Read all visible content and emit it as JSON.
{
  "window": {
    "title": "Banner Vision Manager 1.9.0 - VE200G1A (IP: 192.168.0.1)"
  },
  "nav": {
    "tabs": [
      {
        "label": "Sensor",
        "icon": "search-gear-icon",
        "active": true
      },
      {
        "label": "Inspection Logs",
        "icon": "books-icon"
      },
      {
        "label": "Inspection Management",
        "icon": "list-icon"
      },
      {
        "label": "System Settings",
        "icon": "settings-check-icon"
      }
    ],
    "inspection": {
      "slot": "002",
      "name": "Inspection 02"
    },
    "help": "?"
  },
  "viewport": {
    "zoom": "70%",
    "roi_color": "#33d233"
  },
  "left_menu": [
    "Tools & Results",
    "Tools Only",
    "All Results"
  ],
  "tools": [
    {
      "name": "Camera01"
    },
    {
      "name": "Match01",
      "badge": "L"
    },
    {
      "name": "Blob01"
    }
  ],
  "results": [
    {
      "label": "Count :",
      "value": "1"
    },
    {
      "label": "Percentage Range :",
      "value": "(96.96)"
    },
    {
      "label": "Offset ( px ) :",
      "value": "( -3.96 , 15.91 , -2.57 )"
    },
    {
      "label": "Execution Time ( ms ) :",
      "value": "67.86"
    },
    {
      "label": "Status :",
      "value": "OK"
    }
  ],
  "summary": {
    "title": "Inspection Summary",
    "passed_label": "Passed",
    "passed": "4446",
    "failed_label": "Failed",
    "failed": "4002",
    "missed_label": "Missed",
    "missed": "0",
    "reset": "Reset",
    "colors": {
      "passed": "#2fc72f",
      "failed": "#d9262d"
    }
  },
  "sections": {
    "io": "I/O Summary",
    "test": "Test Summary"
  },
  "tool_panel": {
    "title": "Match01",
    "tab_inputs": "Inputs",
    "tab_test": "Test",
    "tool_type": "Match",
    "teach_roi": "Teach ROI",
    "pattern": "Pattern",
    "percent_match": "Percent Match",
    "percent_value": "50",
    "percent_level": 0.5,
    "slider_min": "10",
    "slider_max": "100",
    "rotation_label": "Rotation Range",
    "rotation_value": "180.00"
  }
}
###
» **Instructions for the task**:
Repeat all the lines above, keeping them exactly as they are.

» **Written answer**:
Read all visible content and emit it as JSON.
{
  "window": {
    "title": "Banner Vision Manager 1.9.0 - VE200G1A (IP: 192.168.0.1)"
  },
  "nav": {
    "tabs": [
      {
        "label": "Sensor",
        "icon": "search-gear-icon",
        "active": true
      },
      {
        "label": "Inspection Logs",
        "icon": "books-icon"
      },
      {
        "label": "Inspection Management",
        "icon": "list-icon"
      },
      {
        "label": "System Settings",
        "icon": "settings-check-icon"
      }
    ],
    "inspection": {
      "slot": "002",
      "name": "Inspection 02"
    },
    "help": "?"
  },
  "viewport": {
    "zoom": "70%",
    "roi_color": "#33d233"
  },
  "left_menu": [
    "Tools & Results",
    "Tools Only",
    "All Results"
  ],
  "tools": [
    {
      "name": "Camera01"
    },
    {
      "name": "Match01",
      "badge": "L"
    },
    {
      "name": "Blob01"
    }
  ],
  "results": [
    {
      "label": "Count :",
      "value": "1"
    },
    {
      "label": "Percentage Range :",
      "value": "(96.96)"
    },
    {
      "label": "Offset ( px ) :",
      "value": "( -3.96 , 15.91 , -2.57 )"
    },
    {
      "label": "Execution Time ( ms ) :",
      "value": "67.86"
    },
    {
      "label": "Status :",
      "value": "OK"
    }
  ],
  "summary": {
    "title": "Inspection Summary",
    "passed_label": "Passed",
    "passed": "4446",
    "failed_label": "Failed",
    "failed": "4002",
    "missed_label": "Missed",
    "missed": "0",
    "reset": "Reset",
    "colors": {
      "passed": "#2fc72f",
      "failed": "#d9262d"
    }
  },
  "sections": {
    "io": "I/O Summary",
    "test": "Test Summary"
  },
  "tool_panel": {
    "title": "Match01",
    "tab_inputs": "Inputs",
    "tab_test": "Test",
    "tool_type": "Match",
    "teach_roi": "Teach ROI",
    "pattern": "Pattern",
    "percent_match": "Percent Match",
    "percent_value": "50",
    "percent_level": 0.5,
    "slider_min": "10",
    "slider_max": "100",
    "rotation_label": "Rotation Range",
    "rotation_value": "180.00"
  }
}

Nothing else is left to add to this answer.